We turn, then, to the further question whether it is desirable that a law should be passed permitting new Trade-Unions to have those enlarged powers which Mr. Atherley-Jones advocates. On this point, we venture to commend to his attention the very instructive letter from an Australian correspondent which follows his own in our correspondence columns. In Australia the industrial and political Labour movements are kept quite distinct, and a clause in the Industrial Arbitration Act of the Australian Commonwealth expressly prohibits the spending of Trade-Union funds upon political purposes. Yet so far has this provision failed to hamper the political activities of working men that the Labour Party is stronger in Australia than in any country in the world, and a Labour Ministry is at this moment in office. With this striking illustration before their eyes, it is impossible for the members of the Labour Party to argue that the Labour movement is reduced to impotence by the Osborne judgment. There are, on the other hand, two grave dangers to be feared from any attempt to reverse that judgment. If, as Mr. Ramsay MacDonald. and his friends desire, the industrial and political activities of the working classes are combined in one organisation, in the first place there is the very grave danger that the Trade-Unions as they have been known for many years may disappear altogether. The strength of Trade-Unionism has hitherto been largely due to the fact that men of all political parties could join their trade society.
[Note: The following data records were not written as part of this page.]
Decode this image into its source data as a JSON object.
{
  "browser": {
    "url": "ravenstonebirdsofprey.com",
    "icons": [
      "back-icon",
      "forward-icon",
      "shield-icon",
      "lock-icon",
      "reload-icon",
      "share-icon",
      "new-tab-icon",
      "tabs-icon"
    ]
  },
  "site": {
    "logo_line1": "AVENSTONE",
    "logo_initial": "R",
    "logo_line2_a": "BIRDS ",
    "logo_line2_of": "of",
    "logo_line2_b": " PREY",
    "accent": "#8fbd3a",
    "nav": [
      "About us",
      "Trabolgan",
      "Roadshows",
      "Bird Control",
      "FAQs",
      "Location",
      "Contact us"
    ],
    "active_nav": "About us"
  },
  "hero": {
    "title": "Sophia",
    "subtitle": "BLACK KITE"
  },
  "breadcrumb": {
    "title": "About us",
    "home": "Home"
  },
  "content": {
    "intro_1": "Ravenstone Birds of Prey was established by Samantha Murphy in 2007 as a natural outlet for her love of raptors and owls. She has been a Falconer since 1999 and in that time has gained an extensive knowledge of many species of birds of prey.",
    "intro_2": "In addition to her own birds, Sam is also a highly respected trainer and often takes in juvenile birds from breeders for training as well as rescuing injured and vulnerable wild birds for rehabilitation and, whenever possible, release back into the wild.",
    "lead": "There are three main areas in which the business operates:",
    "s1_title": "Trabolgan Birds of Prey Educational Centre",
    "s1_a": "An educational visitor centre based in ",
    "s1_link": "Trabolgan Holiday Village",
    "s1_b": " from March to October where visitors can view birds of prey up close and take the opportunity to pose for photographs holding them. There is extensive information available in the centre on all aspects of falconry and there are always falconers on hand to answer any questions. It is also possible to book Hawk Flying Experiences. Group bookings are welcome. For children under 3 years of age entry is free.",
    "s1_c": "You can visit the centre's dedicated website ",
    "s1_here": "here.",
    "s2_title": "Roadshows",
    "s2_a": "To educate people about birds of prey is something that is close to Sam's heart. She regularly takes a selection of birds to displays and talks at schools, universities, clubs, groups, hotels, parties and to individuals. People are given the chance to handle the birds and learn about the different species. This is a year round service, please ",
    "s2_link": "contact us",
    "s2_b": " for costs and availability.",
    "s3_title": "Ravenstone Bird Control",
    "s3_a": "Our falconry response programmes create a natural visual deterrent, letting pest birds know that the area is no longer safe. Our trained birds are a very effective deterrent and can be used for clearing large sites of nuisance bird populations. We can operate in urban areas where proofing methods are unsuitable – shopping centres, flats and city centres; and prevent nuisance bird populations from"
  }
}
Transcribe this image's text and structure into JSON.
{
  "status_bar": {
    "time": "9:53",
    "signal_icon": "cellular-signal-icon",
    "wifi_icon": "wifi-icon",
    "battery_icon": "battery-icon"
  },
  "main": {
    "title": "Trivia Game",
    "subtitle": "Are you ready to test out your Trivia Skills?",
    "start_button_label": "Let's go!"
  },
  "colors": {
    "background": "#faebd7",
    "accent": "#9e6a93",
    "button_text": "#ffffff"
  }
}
Under the regime proposed by Mr. Ramsay MacDonald, and apparently approved by Mr. .A.therley-Jones, in the future it will be impossible for sincere Liberals or Conservatives to -loin Trade-Unions at all, for they will know that they cannot join a Trade-Union without, in effect, becoming members of a Socialist Party. Secondly, there is a danger, which Mr. Atherley-Jones partly appreciates, that if the scope of Trade-Unionism be enlarged, the privileges now enjoyed by Trade-Unions must be extended to bodice existing for quite different purposes than those contemplated by the Trade- Union Acts. Mr. Atherley-Jones, to his credit, opposed in the House of Common the clause which gives to Trade- Unions immunity in cases of tort; but that clause is on the statute-book, and it is difficult to see whence the political force to repeal it is to come. He suggests that this extra- ordinary privilege should be limited to cases where the tort immediately and directly arises from a trade dispute ; but his whole argument in favour of making Trade-Unions political bodies renders this limitation impossible. For if a Trade-Union may take political action, clearly such action may be taken in connexion with a trade dispute. It is easy to conceive a hotly contested election being fought as the immediate and direct result of a trade dispute. In that case the Trade-Union would be free to libel its political opponents, or apparently to break certain sections of the Corrupt and Illegal Practices Act, without running the risk of an action at law. Nor has Mr. Atherley-Jones suggested any way in which the definition of a Trade- Union could be limited so as to prevent the formation of bodies which were anxious to engage in political work without being subject to the restraining influence of the law of libel. Any combination of individuals in restraint of trade is a Trade-Union, and if Trade-Unions may engage in political work, one of the few checks upon political unveracity and electioneering trickery would be swept away.